━━━ Dataset entries
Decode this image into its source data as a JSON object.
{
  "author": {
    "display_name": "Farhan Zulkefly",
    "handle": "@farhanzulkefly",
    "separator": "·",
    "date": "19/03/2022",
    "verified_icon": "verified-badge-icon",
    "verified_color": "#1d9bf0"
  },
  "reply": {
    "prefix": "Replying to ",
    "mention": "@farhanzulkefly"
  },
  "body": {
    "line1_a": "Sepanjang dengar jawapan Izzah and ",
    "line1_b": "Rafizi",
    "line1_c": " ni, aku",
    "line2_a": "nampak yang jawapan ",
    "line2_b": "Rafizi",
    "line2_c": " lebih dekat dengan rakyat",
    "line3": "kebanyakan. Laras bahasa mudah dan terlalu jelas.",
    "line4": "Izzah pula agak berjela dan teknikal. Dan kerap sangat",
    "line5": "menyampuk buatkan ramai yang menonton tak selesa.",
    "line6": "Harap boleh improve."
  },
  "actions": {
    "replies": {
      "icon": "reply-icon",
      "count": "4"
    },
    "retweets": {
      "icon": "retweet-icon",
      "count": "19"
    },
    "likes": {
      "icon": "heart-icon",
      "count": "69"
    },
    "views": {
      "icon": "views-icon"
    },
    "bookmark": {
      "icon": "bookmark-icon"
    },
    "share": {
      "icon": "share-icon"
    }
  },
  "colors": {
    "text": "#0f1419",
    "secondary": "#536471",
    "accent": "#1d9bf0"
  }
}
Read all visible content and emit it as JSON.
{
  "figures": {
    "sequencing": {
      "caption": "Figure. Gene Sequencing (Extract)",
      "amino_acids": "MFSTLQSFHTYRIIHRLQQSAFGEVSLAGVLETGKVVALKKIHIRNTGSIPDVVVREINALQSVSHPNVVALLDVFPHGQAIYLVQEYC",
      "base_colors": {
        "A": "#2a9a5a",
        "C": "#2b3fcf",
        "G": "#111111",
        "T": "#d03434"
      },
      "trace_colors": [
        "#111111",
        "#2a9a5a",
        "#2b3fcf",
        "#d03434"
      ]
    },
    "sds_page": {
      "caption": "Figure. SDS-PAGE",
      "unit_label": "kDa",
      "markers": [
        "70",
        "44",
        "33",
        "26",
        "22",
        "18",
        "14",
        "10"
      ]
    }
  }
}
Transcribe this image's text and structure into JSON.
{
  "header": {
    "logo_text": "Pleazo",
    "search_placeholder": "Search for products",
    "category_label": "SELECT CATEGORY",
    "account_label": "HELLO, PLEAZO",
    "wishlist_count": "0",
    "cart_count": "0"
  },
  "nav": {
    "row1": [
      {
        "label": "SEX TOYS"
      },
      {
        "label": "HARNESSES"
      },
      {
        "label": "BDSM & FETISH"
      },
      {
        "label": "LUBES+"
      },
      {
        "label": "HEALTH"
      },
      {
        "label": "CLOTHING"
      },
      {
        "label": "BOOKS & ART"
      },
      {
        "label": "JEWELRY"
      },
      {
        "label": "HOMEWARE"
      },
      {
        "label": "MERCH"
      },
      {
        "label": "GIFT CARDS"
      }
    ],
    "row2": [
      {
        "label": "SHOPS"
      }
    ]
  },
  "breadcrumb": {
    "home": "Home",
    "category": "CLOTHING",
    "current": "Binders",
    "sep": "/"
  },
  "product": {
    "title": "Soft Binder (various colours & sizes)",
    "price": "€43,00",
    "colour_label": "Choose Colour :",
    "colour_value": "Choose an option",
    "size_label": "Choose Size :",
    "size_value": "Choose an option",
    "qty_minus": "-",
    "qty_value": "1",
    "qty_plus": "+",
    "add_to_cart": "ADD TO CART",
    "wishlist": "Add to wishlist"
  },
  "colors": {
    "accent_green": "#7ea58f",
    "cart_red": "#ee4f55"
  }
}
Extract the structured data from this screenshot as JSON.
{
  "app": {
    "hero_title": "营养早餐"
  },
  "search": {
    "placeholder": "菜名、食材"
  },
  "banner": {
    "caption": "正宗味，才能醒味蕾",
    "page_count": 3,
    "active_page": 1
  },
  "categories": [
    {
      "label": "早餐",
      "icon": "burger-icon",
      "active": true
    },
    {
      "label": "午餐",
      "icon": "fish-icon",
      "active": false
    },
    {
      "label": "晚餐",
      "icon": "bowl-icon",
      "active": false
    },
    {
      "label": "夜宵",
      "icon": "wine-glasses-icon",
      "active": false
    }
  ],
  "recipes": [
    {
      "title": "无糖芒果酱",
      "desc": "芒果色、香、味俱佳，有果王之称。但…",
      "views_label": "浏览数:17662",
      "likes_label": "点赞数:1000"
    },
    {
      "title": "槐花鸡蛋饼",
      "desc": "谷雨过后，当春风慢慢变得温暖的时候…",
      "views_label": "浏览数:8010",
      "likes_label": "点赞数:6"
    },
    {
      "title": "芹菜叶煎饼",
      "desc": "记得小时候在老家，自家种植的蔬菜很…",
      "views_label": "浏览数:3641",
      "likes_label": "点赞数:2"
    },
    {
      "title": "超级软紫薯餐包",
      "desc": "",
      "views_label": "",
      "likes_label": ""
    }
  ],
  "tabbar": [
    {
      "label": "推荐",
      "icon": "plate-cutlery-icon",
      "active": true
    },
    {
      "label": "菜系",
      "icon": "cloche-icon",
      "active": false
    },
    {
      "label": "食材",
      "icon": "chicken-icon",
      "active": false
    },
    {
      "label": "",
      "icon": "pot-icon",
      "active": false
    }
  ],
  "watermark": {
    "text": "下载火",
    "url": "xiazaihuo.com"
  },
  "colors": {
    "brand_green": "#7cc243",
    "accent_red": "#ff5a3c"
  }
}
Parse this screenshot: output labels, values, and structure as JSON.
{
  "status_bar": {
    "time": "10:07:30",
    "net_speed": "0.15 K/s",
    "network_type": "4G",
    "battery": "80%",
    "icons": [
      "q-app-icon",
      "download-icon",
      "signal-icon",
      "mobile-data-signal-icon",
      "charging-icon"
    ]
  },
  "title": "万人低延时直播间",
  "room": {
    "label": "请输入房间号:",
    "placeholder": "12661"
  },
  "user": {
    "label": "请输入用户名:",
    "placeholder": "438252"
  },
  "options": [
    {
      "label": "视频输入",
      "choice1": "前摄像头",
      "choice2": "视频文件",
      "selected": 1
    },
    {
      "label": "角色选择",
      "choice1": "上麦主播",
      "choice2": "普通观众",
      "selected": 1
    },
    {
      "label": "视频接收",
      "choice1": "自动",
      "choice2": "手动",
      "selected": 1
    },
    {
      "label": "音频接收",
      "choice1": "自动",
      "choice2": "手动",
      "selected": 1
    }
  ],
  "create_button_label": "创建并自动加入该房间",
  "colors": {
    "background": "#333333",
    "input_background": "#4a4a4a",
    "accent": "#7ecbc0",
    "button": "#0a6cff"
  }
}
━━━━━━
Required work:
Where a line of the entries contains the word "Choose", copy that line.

Exercise answer:
    "colour_label": "Choose Colour :",
    "colour_value": "Choose an option",
    "size_label": "Choose Size :",
    "size_value": "Choose an option",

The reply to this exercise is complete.